Global iron ore production fell by 3% to 2.2bnt in 2020. Global production is expected to grow at a compound annual growth rate (CAGR) of 3.7% to 2,663.4Mt between 2021 to 2025. The key contributors to this grow will be Brazil (6.2%), South Africa (4.1%), Australia (3.2%) and India (2.9%). Key upcoming projects expected to commence operations include South Flank in Australia (2021), Zulti in South Africa (H2 2021), Serrote Da Laje in Brazil (H2 2021) and Gudai-Darri (2022), according to GlobalData, a leading data and analytics company.
Vinneth Bajaj, Associate Project Manager at GlobalData, comments: “Declines from Brazil and India were major contributors to the reduced output in 2020. Combined production from these two countries fell from a collective 638.2Mt in 2019 to an estimated 591.1Mt in 2020. The reduced output from the iron ore giant, Vale, was the key factor behind Brazil’s reduced output, while delays in the auctioning of mines in Odisha affected India’s output in 2020.
“Miners in Australia were relatively unaffected by COVID-19 due to effective measures adopted by the Australian Government, while a speedy recovery in China led to a significant 10.4% increase in the country’s iron ore output.”

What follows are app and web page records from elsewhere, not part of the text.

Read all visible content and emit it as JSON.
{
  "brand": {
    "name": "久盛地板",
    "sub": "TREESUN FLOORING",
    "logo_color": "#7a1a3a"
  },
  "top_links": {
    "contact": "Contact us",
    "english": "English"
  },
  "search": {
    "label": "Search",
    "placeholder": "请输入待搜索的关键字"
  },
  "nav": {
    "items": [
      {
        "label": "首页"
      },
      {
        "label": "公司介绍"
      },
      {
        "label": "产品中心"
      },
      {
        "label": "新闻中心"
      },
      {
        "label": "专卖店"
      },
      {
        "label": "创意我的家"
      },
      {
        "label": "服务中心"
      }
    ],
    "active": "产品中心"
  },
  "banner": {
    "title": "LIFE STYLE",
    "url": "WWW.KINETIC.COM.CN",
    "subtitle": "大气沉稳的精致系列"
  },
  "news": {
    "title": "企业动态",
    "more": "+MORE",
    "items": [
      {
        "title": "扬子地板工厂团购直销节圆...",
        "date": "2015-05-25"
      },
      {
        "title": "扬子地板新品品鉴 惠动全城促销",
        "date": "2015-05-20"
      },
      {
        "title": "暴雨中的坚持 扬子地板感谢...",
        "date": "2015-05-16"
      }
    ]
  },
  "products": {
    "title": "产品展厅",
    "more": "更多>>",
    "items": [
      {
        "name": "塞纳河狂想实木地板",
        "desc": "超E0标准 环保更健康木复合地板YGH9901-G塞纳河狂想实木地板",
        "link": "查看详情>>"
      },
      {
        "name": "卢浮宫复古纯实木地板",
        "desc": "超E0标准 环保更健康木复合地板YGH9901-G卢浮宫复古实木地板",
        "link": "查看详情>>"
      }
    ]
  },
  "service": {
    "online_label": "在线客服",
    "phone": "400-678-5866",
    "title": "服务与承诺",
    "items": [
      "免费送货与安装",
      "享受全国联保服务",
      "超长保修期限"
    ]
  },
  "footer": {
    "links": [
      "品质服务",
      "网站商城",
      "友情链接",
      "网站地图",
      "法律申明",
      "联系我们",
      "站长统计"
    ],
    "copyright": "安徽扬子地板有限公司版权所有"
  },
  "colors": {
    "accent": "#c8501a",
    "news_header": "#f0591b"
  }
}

Looking ahead, the global iron ore production is expected to increase by 111.3Mt to 2,302.5Mt in 2021. Rio Tinto is expected to produce up to 340Mt of iron ore, while BHP has released production guidance of 245–255Mt, supported by the start of the Samarco project in December, which is expected to produce between 1–2Mt.The company has retained its guidance for Australian mines at 276–286Mt on a 100% basis, due to scheduled maintenance work at its ore handling plant and tie-in activity at the Area C mine and South-Flank mine.
Bajaj added: “The remaining companies are expected to produce more than 600Mt of iron ore, including FMG, whose production is expected to range between 175–180Mt supported by its Eliwana mine that commenced operations in late December 2020, and Anglo American, which is expecting to produce between 64–67Mt. Vale is expected to resume 40Mt of its production capacity, taking its overall production capacity to 350Mt in 2021, with production guidance of 315-335Mt.”